Karl N. Llewellyn Distinguished Service Professor of Jurisprudence, University of Chicago

American Academy Distinguished Visitor - Class of Spring 2007


Cass R. Sunstein, one of America’s most prominent legal scholars and authors, is the Karl N. Llewellyn Distinguished Service Professor of Jurisprudence at the Law School and the Department of Political Science at the University of Chicago. His multi-faceted area of expertise encompasses constitutional law, administrative law, and environmental law, and he has been involved in constitution-making and law reform activities in a number of nations, including Ukraine, Poland, China, South Africa, and Russia.

 

Sunstein is the author of Infotopia: How Many Minds Produce Knowledge (Oxford, 2006), studies the ways in which people exchange and compile information electronically in order to foster technological innovations, streamline business procedures, and produce accurate bodies of knowledge in various fields. Among his earlier publications are Laws of Fear: Beyond the Precautionary Principle (Cambridge, 2005), Republic.com (Princeton, 2001), and The Cost of Rights (W.W. Norton, 1999), all of which have been translated into several different languages.
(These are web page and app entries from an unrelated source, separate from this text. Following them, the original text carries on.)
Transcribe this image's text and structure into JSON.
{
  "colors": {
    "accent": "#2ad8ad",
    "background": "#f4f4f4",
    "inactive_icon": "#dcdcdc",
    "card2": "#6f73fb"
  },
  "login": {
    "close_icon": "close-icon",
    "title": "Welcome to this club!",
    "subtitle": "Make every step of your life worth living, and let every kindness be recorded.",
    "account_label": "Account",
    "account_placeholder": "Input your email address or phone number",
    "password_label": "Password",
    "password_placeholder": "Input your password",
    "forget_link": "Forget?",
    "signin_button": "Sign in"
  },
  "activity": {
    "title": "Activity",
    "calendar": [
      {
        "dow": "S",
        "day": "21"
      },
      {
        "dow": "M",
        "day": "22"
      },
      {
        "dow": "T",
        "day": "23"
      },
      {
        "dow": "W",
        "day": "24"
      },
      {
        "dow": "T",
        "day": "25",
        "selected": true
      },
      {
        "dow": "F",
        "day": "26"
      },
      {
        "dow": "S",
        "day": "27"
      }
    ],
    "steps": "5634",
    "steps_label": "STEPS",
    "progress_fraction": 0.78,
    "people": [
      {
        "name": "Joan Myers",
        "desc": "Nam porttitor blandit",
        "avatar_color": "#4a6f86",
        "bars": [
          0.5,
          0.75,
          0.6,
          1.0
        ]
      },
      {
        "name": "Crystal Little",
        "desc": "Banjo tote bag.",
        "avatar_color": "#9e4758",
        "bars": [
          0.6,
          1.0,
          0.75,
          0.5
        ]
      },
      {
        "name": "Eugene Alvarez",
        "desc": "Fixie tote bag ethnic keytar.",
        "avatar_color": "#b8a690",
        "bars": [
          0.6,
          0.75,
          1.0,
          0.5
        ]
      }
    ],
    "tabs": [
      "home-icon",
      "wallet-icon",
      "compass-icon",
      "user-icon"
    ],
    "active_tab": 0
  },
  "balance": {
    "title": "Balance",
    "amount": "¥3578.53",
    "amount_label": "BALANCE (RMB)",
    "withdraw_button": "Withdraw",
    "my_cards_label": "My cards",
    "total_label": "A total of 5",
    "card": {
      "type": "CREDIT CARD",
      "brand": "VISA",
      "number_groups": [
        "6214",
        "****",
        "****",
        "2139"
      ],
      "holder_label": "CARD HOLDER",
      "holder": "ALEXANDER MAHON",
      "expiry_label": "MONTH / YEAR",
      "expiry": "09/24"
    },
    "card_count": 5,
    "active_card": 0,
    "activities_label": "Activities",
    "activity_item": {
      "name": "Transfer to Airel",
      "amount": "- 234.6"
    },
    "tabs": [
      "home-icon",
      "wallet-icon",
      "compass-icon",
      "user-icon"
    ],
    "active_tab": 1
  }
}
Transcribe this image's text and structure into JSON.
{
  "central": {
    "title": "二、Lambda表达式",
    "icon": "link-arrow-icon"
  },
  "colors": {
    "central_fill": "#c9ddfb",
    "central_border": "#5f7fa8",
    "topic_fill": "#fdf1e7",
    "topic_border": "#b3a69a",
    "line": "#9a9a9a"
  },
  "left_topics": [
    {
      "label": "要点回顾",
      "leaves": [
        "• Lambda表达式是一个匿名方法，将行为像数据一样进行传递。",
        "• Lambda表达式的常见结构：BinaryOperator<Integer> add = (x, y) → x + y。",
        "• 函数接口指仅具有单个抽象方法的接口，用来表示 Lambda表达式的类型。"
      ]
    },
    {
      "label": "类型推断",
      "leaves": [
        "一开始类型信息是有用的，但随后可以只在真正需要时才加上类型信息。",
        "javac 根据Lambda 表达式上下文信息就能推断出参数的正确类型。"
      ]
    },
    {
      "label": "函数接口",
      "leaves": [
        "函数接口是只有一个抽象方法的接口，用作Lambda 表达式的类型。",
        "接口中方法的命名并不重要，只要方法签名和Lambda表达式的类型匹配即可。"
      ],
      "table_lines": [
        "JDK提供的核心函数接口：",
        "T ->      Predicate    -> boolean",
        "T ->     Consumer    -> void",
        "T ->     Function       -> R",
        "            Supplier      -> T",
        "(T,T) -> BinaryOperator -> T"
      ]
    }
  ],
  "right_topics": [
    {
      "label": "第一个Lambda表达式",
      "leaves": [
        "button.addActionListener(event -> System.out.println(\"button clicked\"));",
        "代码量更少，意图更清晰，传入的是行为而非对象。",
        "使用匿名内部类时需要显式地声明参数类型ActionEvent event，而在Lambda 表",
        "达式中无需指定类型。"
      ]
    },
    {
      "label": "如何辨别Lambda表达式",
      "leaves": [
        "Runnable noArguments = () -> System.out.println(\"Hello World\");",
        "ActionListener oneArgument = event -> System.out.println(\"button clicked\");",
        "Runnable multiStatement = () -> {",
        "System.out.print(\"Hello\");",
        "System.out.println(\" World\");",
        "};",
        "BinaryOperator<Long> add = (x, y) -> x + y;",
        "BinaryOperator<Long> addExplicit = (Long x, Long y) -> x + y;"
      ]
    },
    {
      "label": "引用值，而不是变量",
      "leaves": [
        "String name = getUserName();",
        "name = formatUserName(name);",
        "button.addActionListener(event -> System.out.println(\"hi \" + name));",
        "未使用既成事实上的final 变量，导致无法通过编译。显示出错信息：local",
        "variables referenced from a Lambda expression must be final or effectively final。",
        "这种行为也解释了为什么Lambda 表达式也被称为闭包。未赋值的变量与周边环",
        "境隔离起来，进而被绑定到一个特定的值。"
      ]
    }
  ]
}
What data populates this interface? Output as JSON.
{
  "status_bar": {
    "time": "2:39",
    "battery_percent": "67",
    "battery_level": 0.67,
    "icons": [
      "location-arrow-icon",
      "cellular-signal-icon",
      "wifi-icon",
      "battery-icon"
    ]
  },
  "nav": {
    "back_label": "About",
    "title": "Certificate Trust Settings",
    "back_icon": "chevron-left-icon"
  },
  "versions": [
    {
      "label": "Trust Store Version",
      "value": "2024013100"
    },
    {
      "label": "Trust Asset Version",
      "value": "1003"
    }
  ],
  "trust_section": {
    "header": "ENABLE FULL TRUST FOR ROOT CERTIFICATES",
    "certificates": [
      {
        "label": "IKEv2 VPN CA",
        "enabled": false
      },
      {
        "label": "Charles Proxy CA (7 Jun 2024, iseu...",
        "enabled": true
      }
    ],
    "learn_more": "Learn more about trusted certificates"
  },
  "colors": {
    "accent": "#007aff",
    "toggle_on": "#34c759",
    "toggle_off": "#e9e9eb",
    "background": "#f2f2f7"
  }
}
Sunstein has also written articles for various law reviews and journals, among them the Harvard Law Review, Journal of Law and Economics, Ethics, and The Supreme Court Review, and the New Republic, to which he was a contributing editor.

 

In addition to having clerked for the US Supreme Court, Sunstein has testified multiple times before congressional committees and has appeared on several national news programs as well, including Nightline, ABC Evening News, and CNN. A member of the American Academy of Arts and Sciences, Sunstein has received multiple awards from the American Bar Association, and has held visiting professorships at Columbia University and at Harvard University, the latter from which he received both his BA and his JD.